YOUR TASK
Write out the whole listing, matching it exactly.
══════
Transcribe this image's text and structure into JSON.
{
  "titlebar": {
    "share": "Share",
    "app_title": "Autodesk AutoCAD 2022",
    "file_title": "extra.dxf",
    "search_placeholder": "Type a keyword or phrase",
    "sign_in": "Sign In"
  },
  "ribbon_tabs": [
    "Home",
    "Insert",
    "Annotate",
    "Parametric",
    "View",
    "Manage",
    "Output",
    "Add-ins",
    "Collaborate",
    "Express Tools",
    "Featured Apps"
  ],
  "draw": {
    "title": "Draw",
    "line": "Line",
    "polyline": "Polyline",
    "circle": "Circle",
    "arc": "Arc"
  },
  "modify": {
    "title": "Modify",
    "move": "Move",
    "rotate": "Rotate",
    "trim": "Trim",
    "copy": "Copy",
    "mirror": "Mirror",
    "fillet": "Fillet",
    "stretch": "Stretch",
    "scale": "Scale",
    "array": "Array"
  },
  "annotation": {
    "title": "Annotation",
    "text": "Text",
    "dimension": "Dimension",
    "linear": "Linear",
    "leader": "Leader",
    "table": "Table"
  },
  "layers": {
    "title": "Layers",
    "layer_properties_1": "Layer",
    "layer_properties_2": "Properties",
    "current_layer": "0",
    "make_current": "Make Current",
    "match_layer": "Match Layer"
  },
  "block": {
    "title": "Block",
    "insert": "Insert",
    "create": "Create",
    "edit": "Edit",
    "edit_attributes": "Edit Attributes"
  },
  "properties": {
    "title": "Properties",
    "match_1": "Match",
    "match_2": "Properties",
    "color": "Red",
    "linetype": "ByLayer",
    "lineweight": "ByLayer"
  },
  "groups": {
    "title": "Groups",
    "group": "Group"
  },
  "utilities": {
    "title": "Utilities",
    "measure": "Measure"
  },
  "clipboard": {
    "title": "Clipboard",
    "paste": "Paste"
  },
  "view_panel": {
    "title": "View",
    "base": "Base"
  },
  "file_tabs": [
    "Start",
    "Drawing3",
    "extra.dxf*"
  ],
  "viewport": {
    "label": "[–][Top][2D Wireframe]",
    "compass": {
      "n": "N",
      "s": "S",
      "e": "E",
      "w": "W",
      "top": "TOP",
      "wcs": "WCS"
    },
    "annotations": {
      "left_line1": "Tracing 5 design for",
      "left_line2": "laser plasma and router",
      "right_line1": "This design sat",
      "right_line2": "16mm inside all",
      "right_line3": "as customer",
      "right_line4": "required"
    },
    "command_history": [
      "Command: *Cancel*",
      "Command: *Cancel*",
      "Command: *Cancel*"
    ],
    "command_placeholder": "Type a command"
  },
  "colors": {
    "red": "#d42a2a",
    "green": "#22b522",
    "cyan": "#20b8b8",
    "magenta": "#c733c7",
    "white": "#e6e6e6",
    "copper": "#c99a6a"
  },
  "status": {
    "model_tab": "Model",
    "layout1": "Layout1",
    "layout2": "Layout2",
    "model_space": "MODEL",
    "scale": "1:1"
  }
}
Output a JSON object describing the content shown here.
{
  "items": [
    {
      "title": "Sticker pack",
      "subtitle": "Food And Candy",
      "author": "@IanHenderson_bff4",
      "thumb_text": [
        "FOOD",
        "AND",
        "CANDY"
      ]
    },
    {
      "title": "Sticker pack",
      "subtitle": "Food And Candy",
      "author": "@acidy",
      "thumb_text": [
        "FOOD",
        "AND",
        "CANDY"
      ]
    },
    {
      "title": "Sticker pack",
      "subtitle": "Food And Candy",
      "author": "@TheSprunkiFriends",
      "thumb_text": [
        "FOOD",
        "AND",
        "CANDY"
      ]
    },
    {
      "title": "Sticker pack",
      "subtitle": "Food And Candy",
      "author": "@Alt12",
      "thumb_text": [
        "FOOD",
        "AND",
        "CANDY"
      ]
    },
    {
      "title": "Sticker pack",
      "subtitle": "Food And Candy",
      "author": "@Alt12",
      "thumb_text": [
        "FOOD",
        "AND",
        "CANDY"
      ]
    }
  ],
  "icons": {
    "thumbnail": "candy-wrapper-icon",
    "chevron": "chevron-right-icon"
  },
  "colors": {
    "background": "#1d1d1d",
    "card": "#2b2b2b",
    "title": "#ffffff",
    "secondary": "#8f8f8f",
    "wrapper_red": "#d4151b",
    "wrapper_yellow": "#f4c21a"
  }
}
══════
YOUR RESPONSE
Transcribe this image's text and structure into JSON.
{
  "titlebar": {
    "share": "Share",
    "app_title": "Autodesk AutoCAD 2022",
    "file_title": "extra.dxf",
    "search_placeholder": "Type a keyword or phrase",
    "sign_in": "Sign In"
  },
  "ribbon_tabs": [
    "Home",
    "Insert",
    "Annotate",
    "Parametric",
    "View",
    "Manage",
    "Output",
    "Add-ins",
    "Collaborate",
    "Express Tools",
    "Featured Apps"
  ],
  "draw": {
    "title": "Draw",
    "line": "Line",
    "polyline": "Polyline",
    "circle": "Circle",
    "arc": "Arc"
  },
  "modify": {
    "title": "Modify",
    "move": "Move",
    "rotate": "Rotate",
    "trim": "Trim",
    "copy": "Copy",
    "mirror": "Mirror",
    "fillet": "Fillet",
    "stretch": "Stretch",
    "scale": "Scale",
    "array": "Array"
  },
  "annotation": {
    "title": "Annotation",
    "text": "Text",
    "dimension": "Dimension",
    "linear": "Linear",
    "leader": "Leader",
    "table": "Table"
  },
  "layers": {
    "title": "Layers",
    "layer_properties_1": "Layer",
    "layer_properties_2": "Properties",
    "current_layer": "0",
    "make_current": "Make Current",
    "match_layer": "Match Layer"
  },
  "block": {
    "title": "Block",
    "insert": "Insert",
    "create": "Create",
    "edit": "Edit",
    "edit_attributes": "Edit Attributes"
  },
  "properties": {
    "title": "Properties",
    "match_1": "Match",
    "match_2": "Properties",
    "color": "Red",
    "linetype": "ByLayer",
    "lineweight": "ByLayer"
  },
  "groups": {
    "title": "Groups",
    "group": "Group"
  },
  "utilities": {
    "title": "Utilities",
    "measure": "Measure"
  },
  "clipboard": {
    "title": "Clipboard",
    "paste": "Paste"
  },
  "view_panel": {
    "title": "View",
    "base": "Base"
  },
  "file_tabs": [
    "Start",
    "Drawing3",
    "extra.dxf*"
  ],
  "viewport": {
    "label": "[–][Top][2D Wireframe]",
    "compass": {
      "n": "N",
      "s": "S",
      "e": "E",
      "w": "W",
      "top": "TOP",
      "wcs": "WCS"
    },
    "annotations": {
      "left_line1": "Tracing 5 design for",
      "left_line2": "laser plasma and router",
      "right_line1": "This design sat",
      "right_line2": "16mm inside all",
      "right_line3": "as customer",
      "right_line4": "required"
    },
    "command_history": [
      "Command: *Cancel*",
      "Command: *Cancel*",
      "Command: *Cancel*"
    ],
    "command_placeholder": "Type a command"
  },
  "colors": {
    "red": "#d42a2a",
    "green": "#22b522",
    "cyan": "#20b8b8",
    "magenta": "#c733c7",
    "white": "#e6e6e6",
    "copper": "#c99a6a"
  },
  "status": {
    "model_tab": "Model",
    "layout1": "Layout1",
    "layout2": "Layout2",
    "model_space": "MODEL",
    "scale": "1:1"
  }
}
Output a JSON object describing the content shown here.
{
  "items": [
    {
      "title": "Sticker pack",
      "subtitle": "Food And Candy",
      "author": "@IanHenderson_bff4",
      "thumb_text": [
        "FOOD",
        "AND",
        "CANDY"
      ]
    },
    {
      "title": "Sticker pack",
      "subtitle": "Food And Candy",
      "author": "@acidy",
      "thumb_text": [
        "FOOD",
        "AND",
        "CANDY"
      ]
    },
    {
      "title": "Sticker pack",
      "subtitle": "Food And Candy",
      "author": "@TheSprunkiFriends",
      "thumb_text": [
        "FOOD",
        "AND",
        "CANDY"
      ]
    },
    {
      "title": "Sticker pack",
      "subtitle": "Food And Candy",
      "author": "@Alt12",
      "thumb_text": [
        "FOOD",
        "AND",
        "CANDY"
      ]
    },
    {
      "title": "Sticker pack",
      "subtitle": "Food And Candy",
      "author": "@Alt12",
      "thumb_text": [
        "FOOD",
        "AND",
        "CANDY"
      ]
    }
  ],
  "icons": {
    "thumbnail": "candy-wrapper-icon",
    "chevron": "chevron-right-icon"
  },
  "colors": {
    "background": "#1d1d1d",
    "card": "#2b2b2b",
    "title": "#ffffff",
    "secondary": "#8f8f8f",
    "wrapper_red": "#d4151b",
    "wrapper_yellow": "#f4c21a"
  }
}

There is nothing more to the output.